I lived in London at the time, and taking the tube was a literal hell. It was excruciatingly worrisome for me that I would become physically ill and dizzy when descending the platform and waiting for the train. I was fairly confident that it would be the death of me. I’d lived in London for 2.5 years prior, but now for some reason I couldn’t hack something I’d done almost every single day. There was one particular evening commute home through a rammed Highbury and Islington station where I thought for sure I would collapse onto the tracks or between platforms, and be trampled by the hoards of apathetic London commuters.
So I switched to the bus. It took me twice as long to get to work, but I didn’t have to descend to (what my mind had turned into) the fiery depths of hell to get there. The bus stop was also a shorter walk to my flat and work, which helped as (surprise) I was also overly anxious about walking for more than a mile.
The bus was usually quite a relaxing experience for me — one of the few I’ve had since March 31st, 2017. Even if it was crowded, so long as I had a seat (preferably by a window) I could zone out and think about nothing for a while. Even if I was going to be a bit late for work (something which became quite common during this time), I didn’t really care.
Working, however, was truly a struggle.

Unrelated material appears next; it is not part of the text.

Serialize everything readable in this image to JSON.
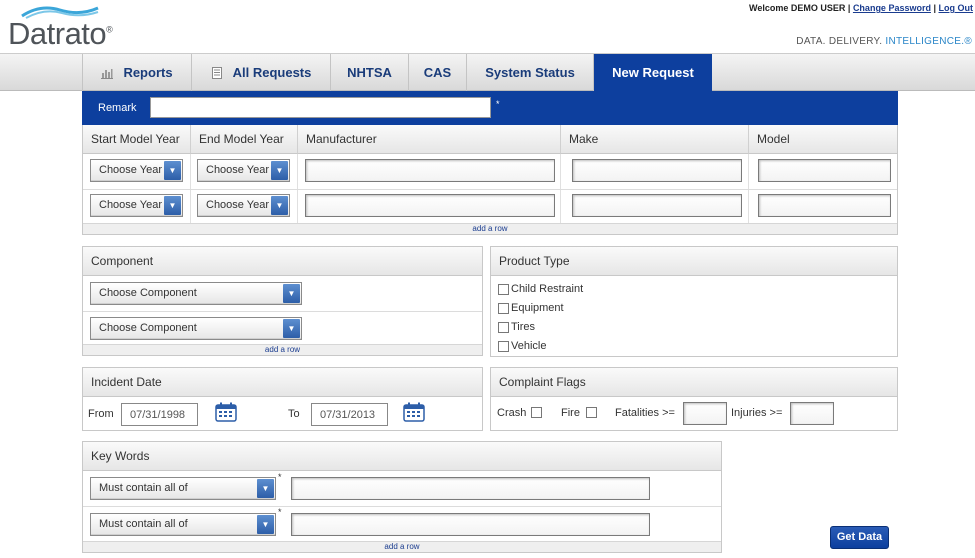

I loved the place I worked, the people I worked with and was confident in my abilities to do my job. But with anxiety lurking around every corner, I found getting through each day emotionally unscathed virtually impossible. My biggest fear was that I would have a serious health scare at work—that I’d pass out in a meeting or have a stroke mid-chat at lunch. It got to the point to where I was always looking for the exit, ready for flight and to call the paramedics (which did happen on two occasions). The Uber app was always up on my phone in case the commute home seemed too daunting (which was most evenings).
I also worked in social media, which isn’t exactly the most conducive industry to tranquility and inner peace. However, beyond the tweets and posts, even answering emails or text messages was a huge emotional task that I would often delay for hours or days. Basically, just as my fears became completely irrational, decision making also became impossible.
This rendered me less productive than I would have liked, and led to further anxiety that I wasn’t being taken seriously by my coworkers and superiors. My last three months of employment were spent mostly working from home. It was comforting to have a flexible and understanding boss who was willing to work with me. But it was also less than ideal, as I was removed from the social aspects of work I did enjoy and felt less favored or trusted for more important projects and tasks.
My fixed-term contract at that job and time in London eventually came to an end, but my anxieties continue to this day. I thought that leaving the city would mean leaving behind my worries. I was horribly mistaken. I now reside in a small, quaint college town in the midwestern U.S. as I work towards completing a(nother) master’s degree. And, although there are far less triggers here than in a global metropolis like London, I still fight with anxiety on a daily basis. I still have to overcome frightening sensations and deal with ignorant people.
This proves that anxiety persists regardless of location or external circumstances. None of us can simply run away from our fears, as our anxious mind would have us believe. Avoidance methods, like taking an Uber instead of the tube or working from home, don’t work. They’re just a way of coping instead of healing. Like avoiding the deep end of the pool instead of learning to swim.
The only way to find peace is from within.